Olympic champion Lamont Marcell Jacobs runs his first 100 metres since his shock win at the Tokyo Games last year in Saturday’s Kip Keino Classic meet in the Kenyan capital.
Jacobs and silver medallist Fred Kerley will go head-to-head for the first time since the Olympics.
Their clash comes six weeks since Jacobs stormed to victory to take the world indoor 60m gold in Belgrade when the Italian chased down the American world 100m champion Christian Coleman in the final.
Nairobi’s Kasarani stadium is braced for the biggest track and field showdown of the year so far, the third in the World Athletics Continental tour, as some of the world’s top sprinters get an early test of their form two months before the world championships.
Jacobs is relishing his Nairobi debut and another match-up with the American Kerley, who raced here last September over 200m setting a personal best 19.76sec, and the 27-year-old Italian has promised a fast time.
“It will be important for me to win this one, and I hope to run faster than ever,” said Jacobs.
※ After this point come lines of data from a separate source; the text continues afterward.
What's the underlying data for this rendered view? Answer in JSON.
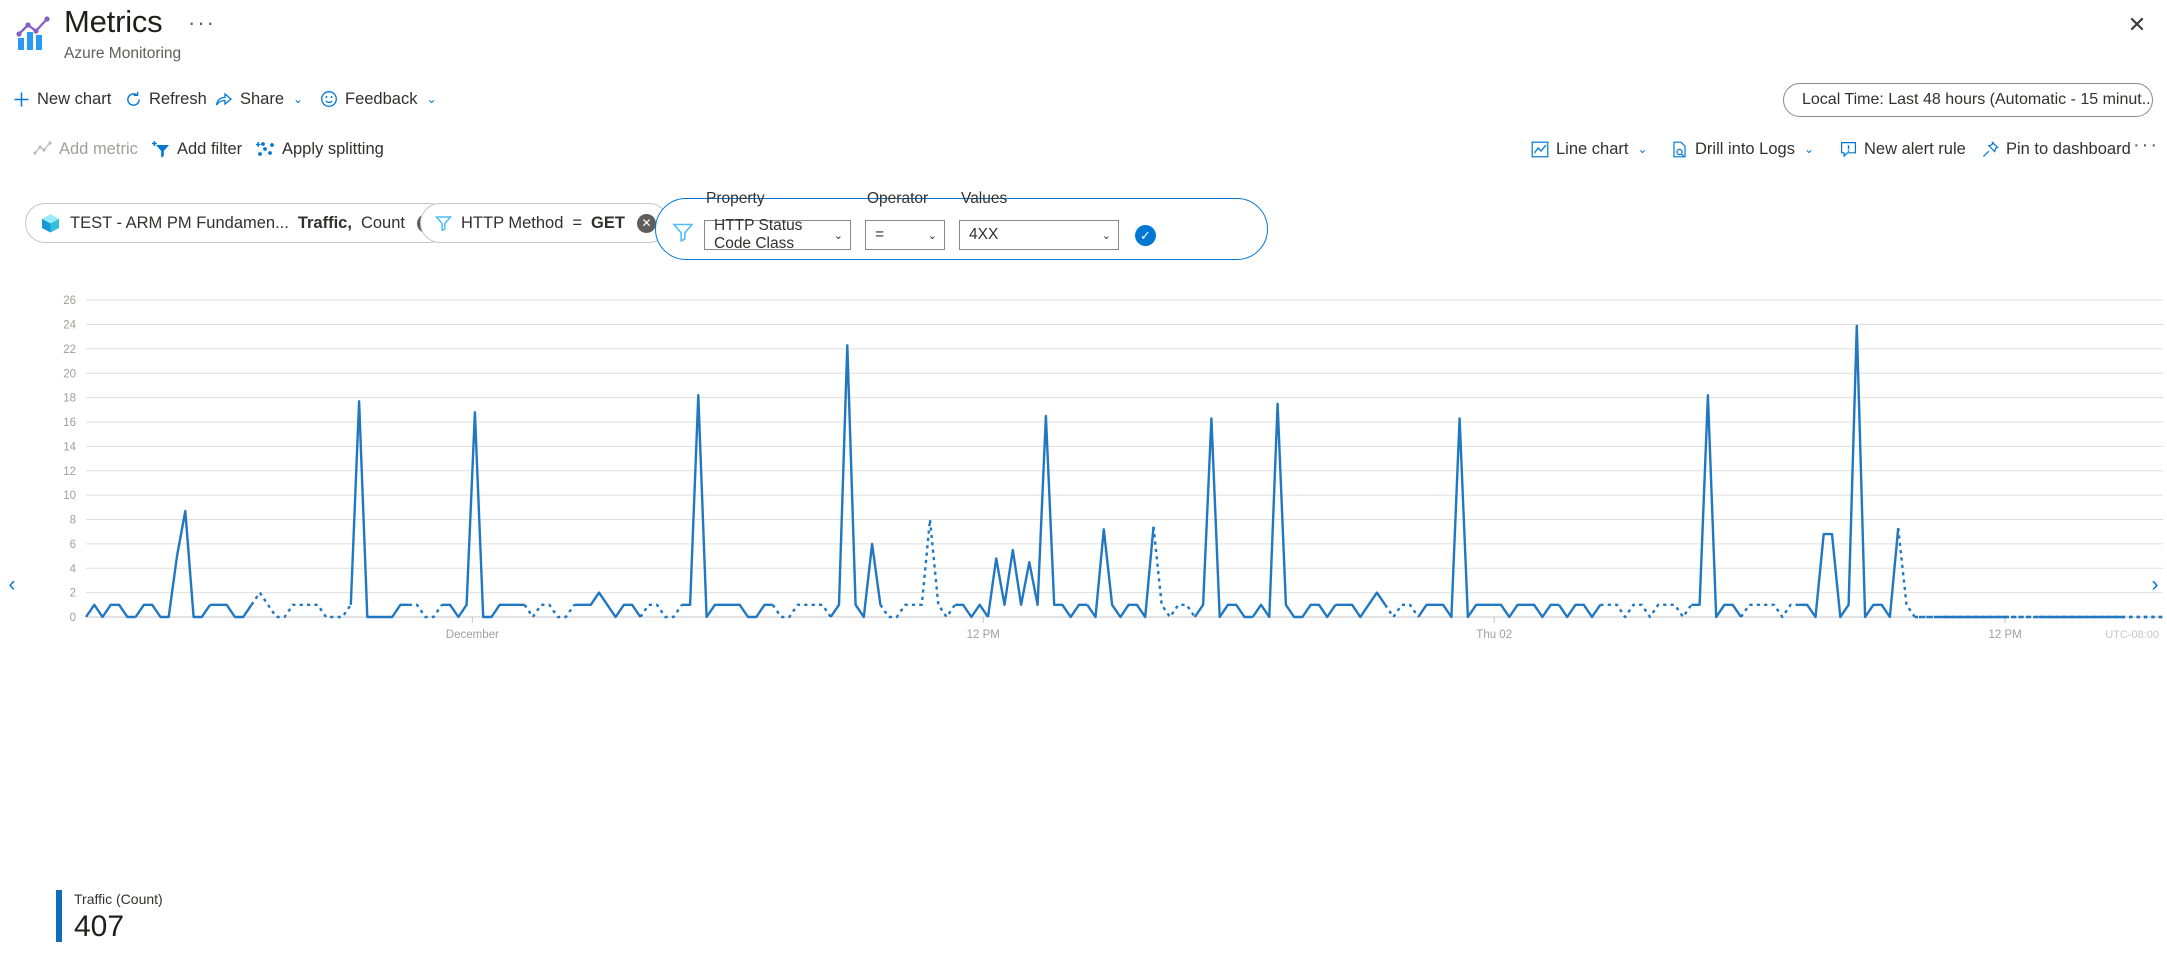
{
  "header": {
    "title": "Metrics",
    "subtitle": "Azure Monitoring",
    "more_label": "···",
    "close_label": "✕",
    "icon": "metrics-chart-icon"
  },
  "toolbar_primary": {
    "new_chart": "New chart",
    "refresh": "Refresh",
    "share": "Share",
    "feedback": "Feedback",
    "chevron": "⌄",
    "time_range": "Local Time: Last 48 hours (Automatic - 15 minut..."
  },
  "toolbar_secondary": {
    "add_metric": "Add metric",
    "add_metric_disabled": true,
    "add_filter": "Add filter",
    "apply_splitting": "Apply splitting",
    "line_chart": "Line chart",
    "drill_into_logs": "Drill into Logs",
    "new_alert_rule": "New alert rule",
    "pin_to_dashboard": "Pin to dashboard",
    "overflow": "···"
  },
  "chips": [
    {
      "icon": "resource-cube-icon",
      "resource": "TEST - ARM PM Fundamen...",
      "metric": "Traffic,",
      "aggregation": "Count",
      "remove": "✕"
    },
    {
      "icon": "filter-funnel-icon",
      "property": "HTTP Method",
      "operator": "=",
      "value": "GET",
      "remove": "✕"
    }
  ],
  "filter_editor": {
    "icon": "filter-funnel-icon",
    "property_label": "Property",
    "property_value": "HTTP Status Code Class",
    "operator_label": "Operator",
    "operator_value": "=",
    "values_label": "Values",
    "values_value": "4XX",
    "confirm": "✓",
    "caret": "⌄"
  },
  "navigation": {
    "prev": "‹",
    "next": "›"
  },
  "legend": {
    "series_name": "Traffic (Count)",
    "series_value": "407",
    "color": "#0f6cbd"
  },
  "colors": {
    "accent": "#0078d4",
    "line": "#1f78c1",
    "grid": "#e1dfdd",
    "axis_text": "#a19f9d"
  },
  "chart_data": {
    "type": "line",
    "title": "",
    "xlabel": "",
    "ylabel": "",
    "ylim": [
      0,
      27
    ],
    "yticks": [
      0,
      2,
      4,
      6,
      8,
      10,
      12,
      14,
      16,
      18,
      20,
      22,
      24,
      26
    ],
    "grid": true,
    "legend_position": "bottom-left",
    "timezone_note": "UTC-08:00",
    "xtick_labels": [
      "December",
      "12 PM",
      "Thu 02",
      "12 PM"
    ],
    "xtick_positions": [
      0.186,
      0.432,
      0.678,
      0.924
    ],
    "series": [
      {
        "name": "Traffic (Count)",
        "color": "#1f78c1",
        "total": 407,
        "values": [
          0,
          1,
          0,
          1,
          1,
          0,
          0,
          1,
          1,
          0,
          0,
          5,
          8.7,
          0,
          0,
          1,
          1,
          1,
          0,
          0,
          1,
          2,
          1,
          0,
          0,
          1,
          1,
          1,
          1,
          0,
          0,
          0,
          1,
          17.7,
          0,
          0,
          0,
          0,
          1,
          1,
          1,
          0,
          0,
          1,
          1,
          0,
          1,
          16.8,
          0,
          0,
          1,
          1,
          1,
          1,
          0,
          1,
          1,
          0,
          0,
          1,
          1,
          1,
          2,
          1,
          0,
          1,
          1,
          0,
          1,
          1,
          0,
          0,
          1,
          1,
          18.2,
          0,
          1,
          1,
          1,
          1,
          0,
          0,
          1,
          1,
          0,
          0,
          1,
          1,
          1,
          1,
          0,
          1,
          22.3,
          1,
          0,
          6,
          1,
          0,
          0,
          1,
          1,
          1,
          8,
          1,
          0,
          1,
          1,
          0,
          1,
          0,
          4.8,
          1,
          5.5,
          1,
          4.5,
          1,
          16.5,
          1,
          1,
          0,
          1,
          1,
          0,
          7.2,
          1,
          0,
          1,
          1,
          0,
          7.4,
          1,
          0,
          1,
          1,
          0,
          1,
          16.3,
          0,
          1,
          1,
          0,
          0,
          1,
          0,
          17.5,
          1,
          0,
          0,
          1,
          1,
          0,
          1,
          1,
          1,
          0,
          1,
          2,
          1,
          0,
          1,
          1,
          0,
          1,
          1,
          1,
          0,
          16.3,
          0,
          1,
          1,
          1,
          1,
          0,
          1,
          1,
          1,
          0,
          1,
          1,
          0,
          1,
          1,
          0,
          1,
          1,
          1,
          0,
          1,
          1,
          0,
          1,
          1,
          1,
          0,
          1,
          1,
          18.2,
          0,
          1,
          1,
          0,
          1,
          1,
          1,
          1,
          0,
          1,
          1,
          1,
          0,
          6.8,
          6.8,
          0,
          1,
          23.9,
          0,
          1,
          1,
          0,
          7.3,
          1,
          0,
          0,
          0,
          0,
          0,
          0,
          0,
          0,
          0,
          0,
          0,
          0,
          0,
          0,
          0,
          0,
          0,
          0,
          0,
          0,
          0,
          0,
          0,
          0,
          0,
          0,
          0,
          0,
          0,
          0,
          0
        ]
      }
    ],
    "peaks": [
      {
        "index": 12,
        "value": 8.7
      },
      {
        "index": 33,
        "value": 17.7
      },
      {
        "index": 47,
        "value": 16.8
      },
      {
        "index": 74,
        "value": 18.2
      },
      {
        "index": 91,
        "value": 22.3
      },
      {
        "index": 114,
        "value": 16.5
      },
      {
        "index": 135,
        "value": 16.3
      },
      {
        "index": 143,
        "value": 17.5
      },
      {
        "index": 170,
        "value": 16.3
      },
      {
        "index": 198,
        "value": 18.2
      },
      {
        "index": 215,
        "value": 23.9
      }
    ]
  }
}
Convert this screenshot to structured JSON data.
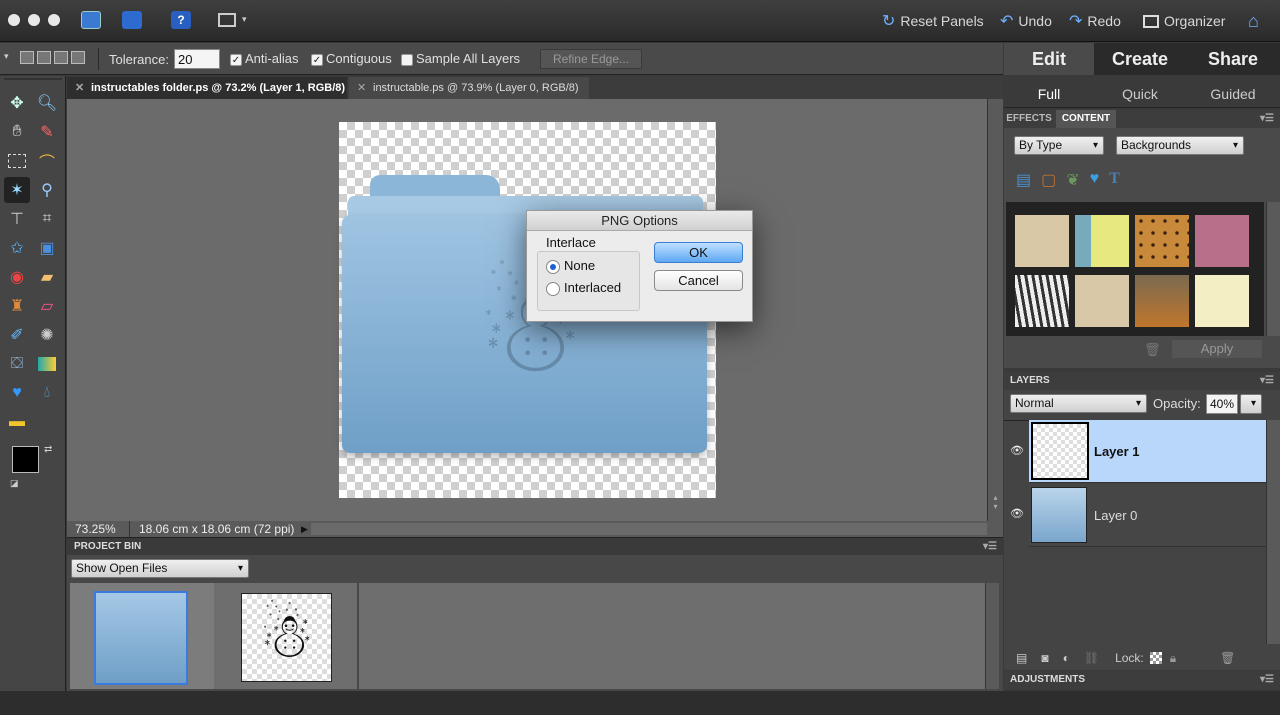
{
  "topbar": {
    "reset_panels": "Reset Panels",
    "undo": "Undo",
    "redo": "Redo",
    "organizer": "Organizer"
  },
  "options": {
    "tolerance_label": "Tolerance:",
    "tolerance_value": "20",
    "anti_alias": "Anti-alias",
    "contiguous": "Contiguous",
    "sample_all_layers": "Sample All Layers",
    "refine_edge": "Refine Edge..."
  },
  "doc_tabs": [
    {
      "label": "instructables folder.ps @ 73.2% (Layer 1, RGB/8)",
      "active": true
    },
    {
      "label": "instructable.ps @ 73.9% (Layer 0, RGB/8)",
      "active": false
    }
  ],
  "dialog": {
    "title": "PNG Options",
    "group_label": "Interlace",
    "option_none": "None",
    "option_interlaced": "Interlaced",
    "ok": "OK",
    "cancel": "Cancel"
  },
  "status": {
    "zoom": "73.25%",
    "doc_size": "18.06 cm x 18.06 cm (72 ppi)"
  },
  "project_bin": {
    "title": "PROJECT BIN",
    "show": "Show Open Files"
  },
  "right": {
    "tabs": [
      "Edit",
      "Create",
      "Share"
    ],
    "subtabs": [
      "Full",
      "Quick",
      "Guided"
    ],
    "effects_tab": "EFFECTS",
    "content_tab": "CONTENT",
    "by_type": "By Type",
    "backgrounds": "Backgrounds",
    "apply": "Apply",
    "layers_title": "LAYERS",
    "blend_mode": "Normal",
    "opacity_label": "Opacity:",
    "opacity_value": "40%",
    "layers": [
      {
        "name": "Layer 1",
        "selected": true
      },
      {
        "name": "Layer 0",
        "selected": false
      }
    ],
    "lock_label": "Lock:",
    "adjustments_title": "ADJUSTMENTS"
  },
  "colors": {
    "accent_blue": "#b9d6fb",
    "ok_blue": "#5ea8f3",
    "folder_blue": "#8db7d9"
  }
}
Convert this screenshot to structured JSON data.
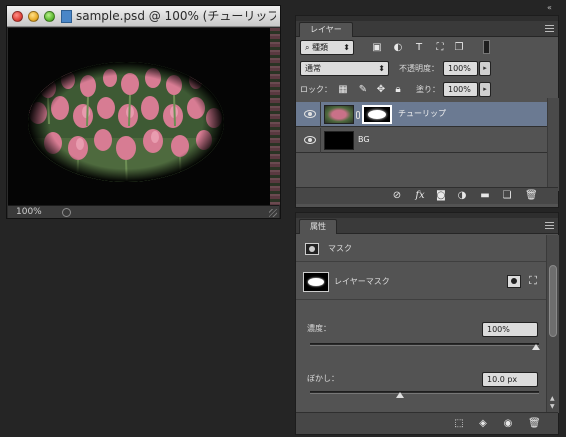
{
  "document_window": {
    "title": "sample.psd @ 100% (チューリップ, ...",
    "zoom_status": "100%",
    "canvas_image": "tulip-field-photo-with-elliptical-feathered-mask"
  },
  "layers_panel": {
    "tab_label": "レイヤー",
    "filter_kind": "種類",
    "blend_mode": "通常",
    "opacity_label": "不透明度：",
    "opacity_value": "100%",
    "lock_label": "ロック：",
    "fill_label": "塗り：",
    "fill_value": "100%",
    "layers": [
      {
        "name": "チューリップ",
        "visible": true,
        "selected": true,
        "has_mask": true
      },
      {
        "name": "BG",
        "visible": true,
        "selected": false,
        "has_mask": false
      }
    ],
    "footer_icons": [
      "link-icon",
      "fx-icon",
      "add-mask-icon",
      "adjustment-icon",
      "group-folder-icon",
      "new-layer-icon",
      "trash-icon"
    ]
  },
  "properties_panel": {
    "tab_label": "属性",
    "section_label": "マスク",
    "mask_label": "レイヤーマスク",
    "density_label": "濃度：",
    "density_value": "100%",
    "density_fraction": 1.0,
    "feather_label": "ぼかし：",
    "feather_value": "10.0 px",
    "feather_fraction": 0.4,
    "footer_icons": [
      "selection-icon",
      "apply-mask-icon",
      "visibility-icon",
      "trash-icon"
    ]
  },
  "colors": {
    "selected_layer": "#6b7a92",
    "panel_bg": "#535353",
    "app_bg": "#252525"
  }
}
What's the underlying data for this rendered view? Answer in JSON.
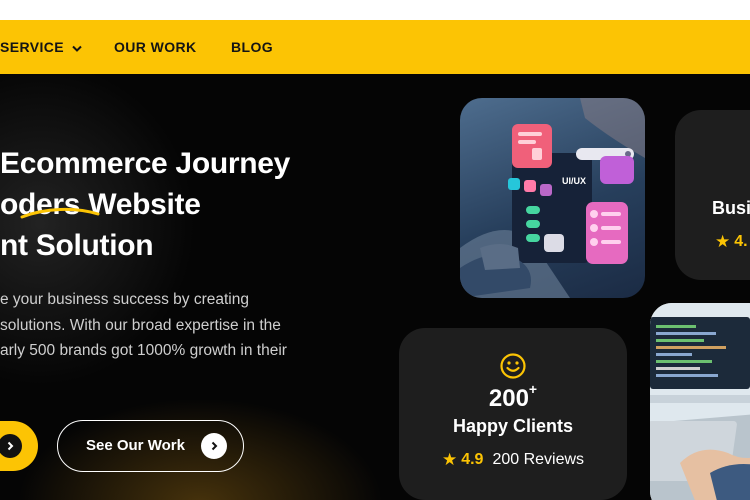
{
  "nav": {
    "items": [
      {
        "label": "SERVICE"
      },
      {
        "label": "OUR WORK"
      },
      {
        "label": "BLOG"
      }
    ]
  },
  "hero": {
    "headline": [
      "Ecommerce Journey",
      "oders Website",
      "nt Solution"
    ],
    "description": [
      "e your business success by creating",
      "solutions. With our broad expertise in the",
      "arly 500 brands got 1000% growth in their"
    ],
    "secondary_button_label": "See Our Work"
  },
  "stats": {
    "clients": {
      "number": "200",
      "suffix": "+",
      "label": "Happy Clients",
      "rating": "4.9",
      "reviews": "200 Reviews"
    },
    "partial": {
      "label": "Busi",
      "rating": "4."
    }
  },
  "colors": {
    "accent": "#fcc404",
    "card_bg": "#1e1e1e",
    "page_bg": "#050505"
  },
  "icons": [
    "chevron-down-icon",
    "chevron-right-icon",
    "smiley-icon",
    "star-icon"
  ]
}
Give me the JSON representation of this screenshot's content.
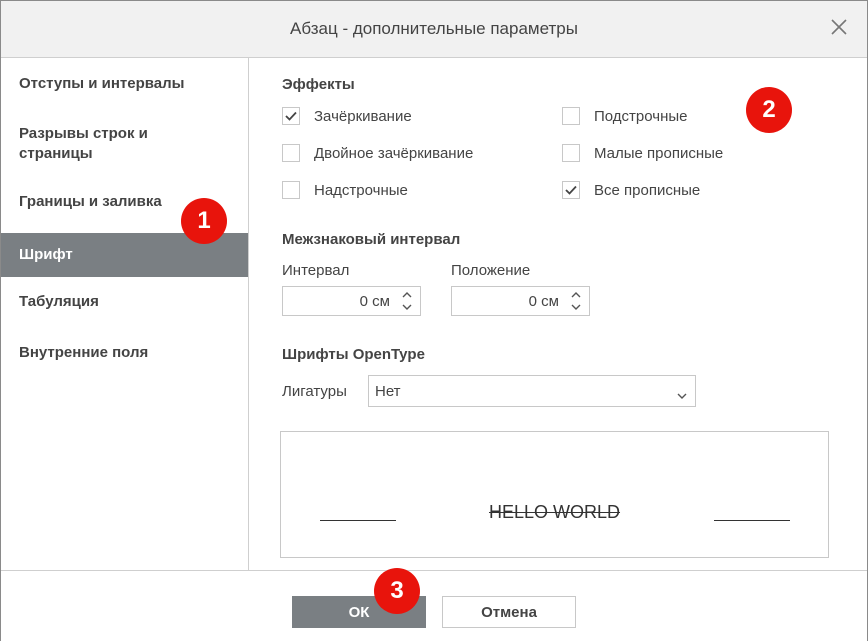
{
  "dialog": {
    "title": "Абзац - дополнительные параметры"
  },
  "sidebar": {
    "items": [
      {
        "label": "Отступы и интервалы"
      },
      {
        "label": "Разрывы строк и\nстраницы"
      },
      {
        "label": "Границы и заливка"
      },
      {
        "label": "Шрифт",
        "active": true
      },
      {
        "label": "Табуляция"
      },
      {
        "label": "Внутренние поля"
      }
    ]
  },
  "effects": {
    "title": "Эффекты",
    "items": [
      {
        "label": "Зачёркивание",
        "checked": true
      },
      {
        "label": "Двойное зачёркивание",
        "checked": false
      },
      {
        "label": "Надстрочные",
        "checked": false
      },
      {
        "label": "Подстрочные",
        "checked": false
      },
      {
        "label": "Малые прописные",
        "checked": false
      },
      {
        "label": "Все прописные",
        "checked": true
      }
    ]
  },
  "spacing": {
    "title": "Межзнаковый интервал",
    "interval_label": "Интервал",
    "interval_value": "0 см",
    "position_label": "Положение",
    "position_value": "0 см"
  },
  "opentype": {
    "title": "Шрифты OpenType",
    "ligatures_label": "Лигатуры",
    "ligatures_value": "Нет"
  },
  "preview": {
    "text": "HELLO WORLD"
  },
  "footer": {
    "ok_label": "ОК",
    "cancel_label": "Отмена"
  },
  "badges": {
    "one": "1",
    "two": "2",
    "three": "3"
  },
  "colors": {
    "active": "#7a7f83",
    "badge": "#e8140c",
    "title_bar": "#f1f1f1"
  }
}
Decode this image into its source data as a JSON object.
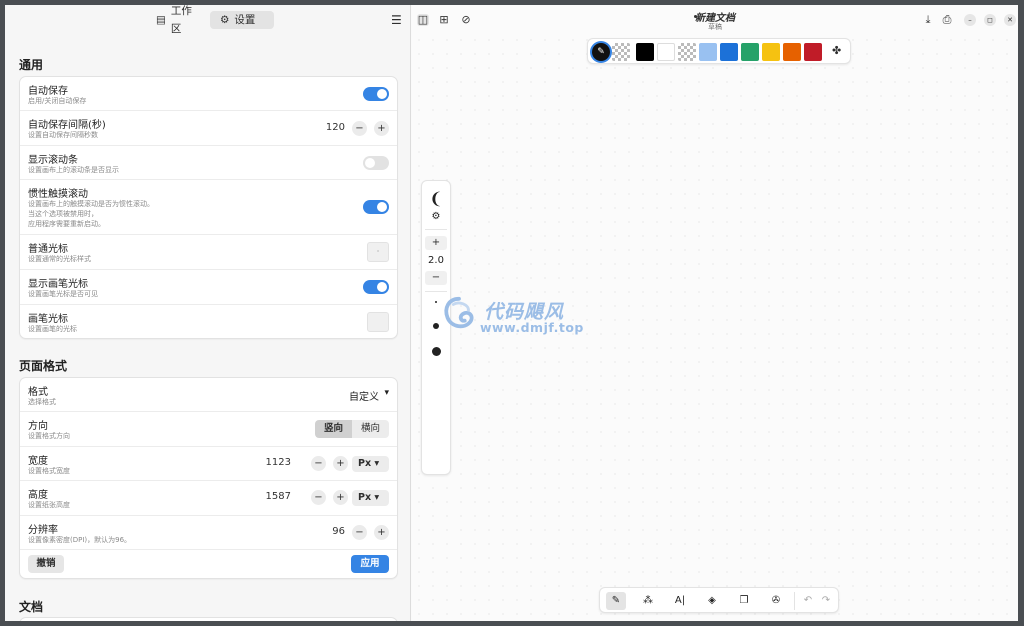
{
  "left_header": {
    "workspace_label": "工作区",
    "workspace_icon": "document-icon",
    "settings_label": "设置",
    "settings_icon": "gear-icon",
    "menu_icon": "≡"
  },
  "general": {
    "title": "通用",
    "autosave": {
      "title": "自动保存",
      "subtitle": "启用/关闭自动保存",
      "on": true
    },
    "autosave_interval": {
      "title": "自动保存间隔(秒)",
      "subtitle": "设置自动保存间隔秒数",
      "value": "120"
    },
    "scrollbars": {
      "title": "显示滚动条",
      "subtitle": "设置画布上的滚动条是否显示",
      "on": false
    },
    "inertia": {
      "title": "惯性触摸滚动",
      "subtitle_lines": [
        "设置画布上的触摸滚动是否为惯性滚动。",
        "当这个选项被禁用时，",
        "应用程序需要重新启动。"
      ],
      "on": true
    },
    "normal_cursor": {
      "title": "普通光标",
      "subtitle": "设置通常的光标样式",
      "glyph": "·"
    },
    "pen_cursor_visible": {
      "title": "显示画笔光标",
      "subtitle": "设置画笔光标是否可见",
      "on": true
    },
    "pen_cursor": {
      "title": "画笔光标",
      "subtitle": "设置画笔的光标"
    }
  },
  "page_format": {
    "title": "页面格式",
    "format": {
      "title": "格式",
      "subtitle": "选择格式",
      "value": "自定义",
      "caret": "▾"
    },
    "orientation": {
      "title": "方向",
      "subtitle": "设置格式方向",
      "portrait": "竖向",
      "landscape": "横向"
    },
    "width": {
      "title": "宽度",
      "subtitle": "设置格式宽度",
      "value": "1123",
      "unit": "Px"
    },
    "height": {
      "title": "高度",
      "subtitle": "设置纸张高度",
      "value": "1587",
      "unit": "Px"
    },
    "dpi": {
      "title": "分辨率",
      "subtitle": "设置像素密度(DPI)，默认为96。",
      "value": "96"
    },
    "cancel_label": "撤销",
    "apply_label": "应用"
  },
  "document": {
    "title": "文档"
  },
  "steppers": {
    "minus": "−",
    "plus": "+"
  },
  "right_header": {
    "doc_title": "新建文档",
    "doc_subtitle": "草稿"
  },
  "palette": {
    "colors": [
      "#000000",
      "#ffffff",
      "checker",
      "#99c1f1",
      "#1c71d8",
      "#26a269",
      "#f5c211",
      "#e66100",
      "#c01c28"
    ]
  },
  "sidetool": {
    "stroke_width": "2.0",
    "plus": "+",
    "minus": "−"
  },
  "watermark": {
    "line1": "代码飓风",
    "line2": "www.dmjf.top"
  },
  "accent_color": "#3584e4"
}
His opponents include fellow Italian Fillipo Tortu and the Kenyan and African 100m record holder Ferdinand Omanyala.
Kerley, who holds a world-class 9.84sec from Tokyo, is looking forward to a meeting on a track he knows well.
“I’m happy and look forward to running fast at Kasarani where I ran a PB in 200m in September,” the multi-talented American, who celebrates his 27th birthday on Saturday, said.
Home favourite Omanyala ran an African record 9.77sec to finish second to American Trayvon Bromell in the last meeting here.
“This year is going to be better than last year. I am not looking at any of my opponents but I am prepared to stop the clock at 9.90,” said Omanyala.
The women’s 100m is equally explosive with Shelly-Ann Fraser-Price, the three-time Olympic gold medallist, taking on rising Namibian star Christine Mboma, the Olympic 200m silver medallist.
The 35-year-old Fraser-Price opened her outdoor season with a second-place finish in a 200m in Jamaica in April.
She is happy with the quality field entered for the 100m although her anticipated clash with Sha’Carri Richardson was scratched out after the American dropped out of the meeting.
“For me the athletes that will definitely bring their A game is very crucial because the only way you can practice what you have been doing in training is when you have good competition,” Fraser-Pryce told reporters on arrival in Nairobi.
“I am just looking forward to having good competition and focusing on just me as an athlete and what I want to accomplish for this 2022 season.”
Mboma, who will race against Fraser-Pryce in the 100m and also goes in the 200m, comes to Kenya fresh from her superb two-race domination at a meeting in Botswana last weekend.
Her 10.97sec in the 100m was an African under-20 record and she also flashed to a world-leading 21.87sec in the 200m.
Her training partner Beatrice Masilingi was injured in Gaborone and cannot compete in Nairobi.
Kenya’s former 3000m steeplechase Olympic champion Conseslus Kipruto continues the long road back from an injury absence which deprived him of the chance to defend his title in Tokyo.
In Kipruto’s absence, Morocco’s Soufiane El Bakkali ended Kenya’s 40-year unbroken run of Olympic steeplechase dominance.